President of the Formula One Teams Association (FOTA) Luca di Montezemolo, backed up by the teams, put pressure on Bernie Ecclestone to review the current financial arrangements in December last year after a raft of cost-cutting proposals had been rubber stamped by the FIA [see separate story HERE].

But Ecclestone, who acts as Chief Executive of the Formula One Group on behalf of CVC and faces increasing pressure to offset the debts that the private equity firm have accrued in buying the sport reacted angrily to the demands and launched a scathing attack on Di Montezemolo citing the special financial benefits that Ferrari enjoy as a result of their historical status [see separate story HERE].

Di Montezemolo has now launched a fresh appeal for a more equitable financial deal after appearing to settle his differences with Ecclestone at Ferrari’s annual ‘Wrooom’ festival at the Madonna di Campiglio ski resort in Italy [see separate story HERE]

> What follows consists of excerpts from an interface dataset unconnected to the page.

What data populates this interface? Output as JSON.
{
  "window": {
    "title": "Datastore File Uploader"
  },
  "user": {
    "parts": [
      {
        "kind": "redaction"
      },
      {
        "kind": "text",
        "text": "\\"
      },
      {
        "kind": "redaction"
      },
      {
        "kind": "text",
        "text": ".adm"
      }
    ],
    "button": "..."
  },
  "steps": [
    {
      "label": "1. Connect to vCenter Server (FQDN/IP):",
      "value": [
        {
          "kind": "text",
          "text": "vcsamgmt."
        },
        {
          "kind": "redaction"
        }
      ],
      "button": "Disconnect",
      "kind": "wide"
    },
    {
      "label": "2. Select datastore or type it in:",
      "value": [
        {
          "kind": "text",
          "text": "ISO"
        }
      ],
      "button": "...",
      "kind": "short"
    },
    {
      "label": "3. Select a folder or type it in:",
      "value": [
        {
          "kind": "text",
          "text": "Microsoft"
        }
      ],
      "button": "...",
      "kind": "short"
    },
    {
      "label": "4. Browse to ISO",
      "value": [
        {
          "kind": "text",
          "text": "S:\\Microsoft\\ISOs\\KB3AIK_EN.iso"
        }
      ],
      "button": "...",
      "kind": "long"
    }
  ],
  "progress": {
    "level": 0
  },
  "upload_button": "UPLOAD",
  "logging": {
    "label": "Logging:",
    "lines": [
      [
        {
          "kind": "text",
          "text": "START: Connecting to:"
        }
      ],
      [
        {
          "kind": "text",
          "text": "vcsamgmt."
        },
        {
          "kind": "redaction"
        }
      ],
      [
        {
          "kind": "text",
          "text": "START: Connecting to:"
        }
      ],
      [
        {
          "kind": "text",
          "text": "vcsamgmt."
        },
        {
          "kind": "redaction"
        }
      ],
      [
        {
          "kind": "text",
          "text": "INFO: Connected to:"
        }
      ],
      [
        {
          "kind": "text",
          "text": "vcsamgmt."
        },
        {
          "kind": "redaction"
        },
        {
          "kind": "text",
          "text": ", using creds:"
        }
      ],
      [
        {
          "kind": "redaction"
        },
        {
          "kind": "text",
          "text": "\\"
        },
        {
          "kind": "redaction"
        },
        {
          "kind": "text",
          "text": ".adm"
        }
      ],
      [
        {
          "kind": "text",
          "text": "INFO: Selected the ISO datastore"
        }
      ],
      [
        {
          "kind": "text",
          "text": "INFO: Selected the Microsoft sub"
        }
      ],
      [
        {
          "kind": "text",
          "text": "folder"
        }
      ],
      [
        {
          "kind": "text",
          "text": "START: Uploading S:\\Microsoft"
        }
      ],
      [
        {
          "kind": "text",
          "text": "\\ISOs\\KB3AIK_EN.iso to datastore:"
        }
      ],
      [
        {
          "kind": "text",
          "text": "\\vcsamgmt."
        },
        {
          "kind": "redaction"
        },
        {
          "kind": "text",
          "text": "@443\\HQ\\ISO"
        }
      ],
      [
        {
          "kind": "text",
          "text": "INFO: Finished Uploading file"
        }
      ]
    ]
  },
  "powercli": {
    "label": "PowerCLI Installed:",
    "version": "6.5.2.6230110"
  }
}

Prioritising the need for a fairer deal for the teams he said: “We now need to face the issue of revenues. We have a Concorde Agreement with FOM until 2012. There will be time between now and 2012 to improve the commercial aspects and especially the show, and then to evaluate what to do after that, with seriousness, stability, success and sustainability.”

However, Whitmarsh believes that any negotiations to begin this process are unlikely to happen until after 2012 given that the teams are already locked into the Concorde Agreement.

“It s not a discussion that we have to have urgently because in truth most of the teams are fully contracted until 2012,” he told journalists at the launch of McLaren’s new car this week. “But I think it s a discussion that needs to happen in the future in terms of what is a fair and equitable apportionment of the funds that flow into this sport.”

Whitmarsh believes that the teams must focus first on ensuring that their own operations are financially viable in the current economic climate.

“I think the reality is that the teams have had to do quite a bit of work to sort out their own houses,” he said. “FOTA so far has been very successful in that regard, but it s early days and we could still fail but I think we re doing a good job there.

“I think it s now reasonable to look at the income. You ve got to look at, one, how much does it cost to go motor racing and how do we make sure that the requisite number of teams can afford to compete.”

“At the moment there are a range of different agreements in Formula 1 they need to be harmonised to a degree, and we ve got to look to the future.

“The teams invest a huge amount in providing the spectacle that is Formula 1, and not unreasonably are going to have discussions with the commercial rights holders to make sure that in the future there s an equitable arrangement.”

The McLaren chief acknowledged that ultimately the teams will be looking to secure a great slice of Formula One’s revenue, which he hopes will grow.

“We will honour all the arrangements that are in place at the moment, but looking to the future, working with FOM and the FIA, we ve got to grow this sport and grow the revenue. I think making the cake bigger so that we re all happy is a good thing.

“And inevitably I would want more of the cake than Bernie would be happy to give us, and that would be the same for every stakeholder in this sport.”